New breakthrough in cancer research

A new discovery has been found to have positive consequences in the fight against cancer. Scientists have found that viruses that could target tumours can travel on blood cells preventing attack from the body’s immunity system. The challenge in fighting cancer has been that some treatments have previously been seen as a threat by the immune system.

Viruses that cause the common cold and some gastric disorders have been found to have a preference for targeting cancer cells and encouraging the immune system to respond more aggressively to cancer cells. The new viruses, known as “oncolytic” are a new development in the battle against cancer and are currently being tested to see if it is a viable therapy in treating human beings.

The use of “viral therapy” is a promising direction says scientists. It means the treatment can be easily implemented, at outpatient level in a similar way to chemotherapy and can combat a variety of cancers.

What is challenging scientists is how to introduce the viruses into the body without the immune system perceiving them as a threat. Direction injection into tumors is possible, but can be difficult especially in difficult to reach areas such as the liver or pancreas.

It was thought injection into the bloodstream would be not feasible as the time required for the viruses to reach the problem areas would leave them exposed to the immune system.

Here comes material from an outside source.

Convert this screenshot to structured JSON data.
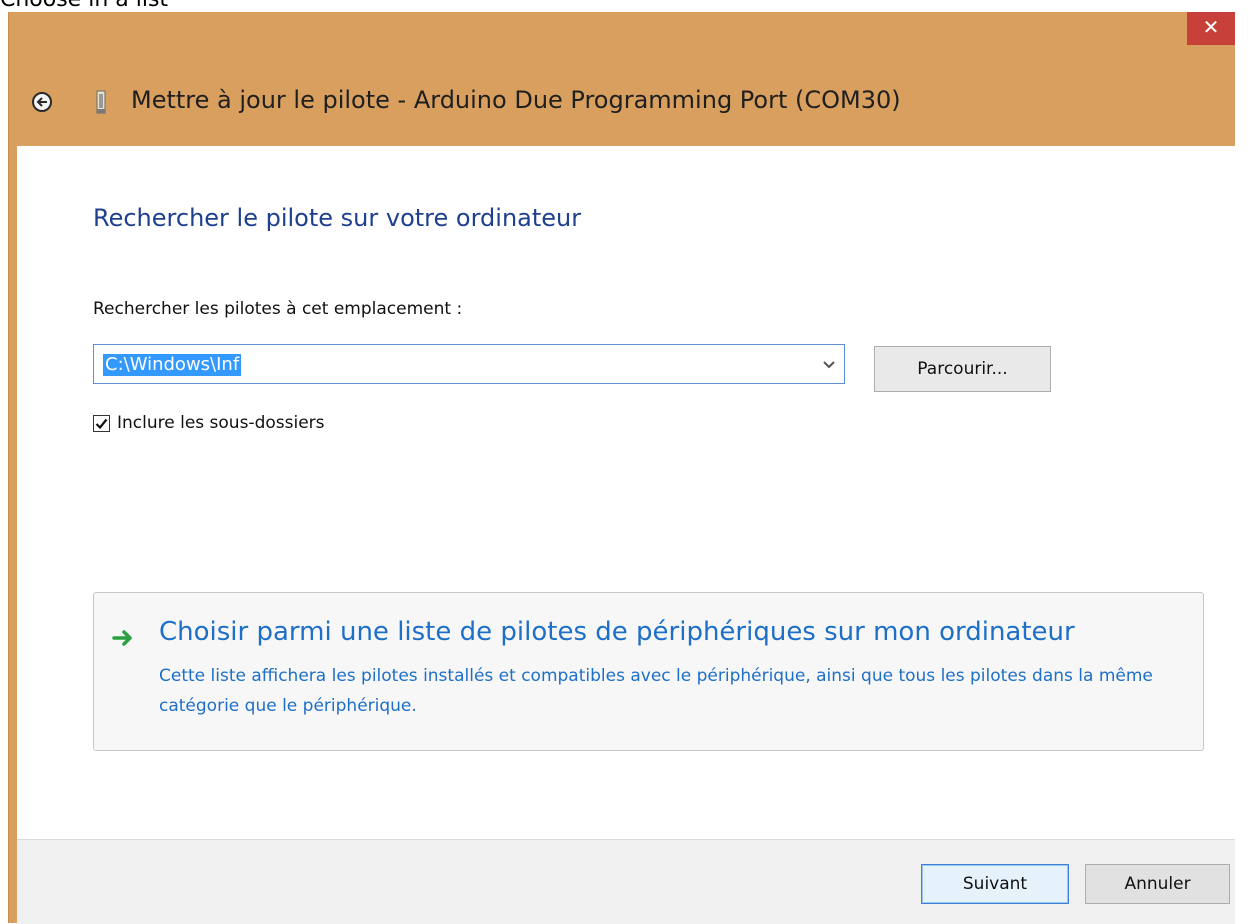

But when this approach was tested directly by researchers from the University of Leeds they found the viruses attached themselves to blood cells and avoided the attention of the immune system.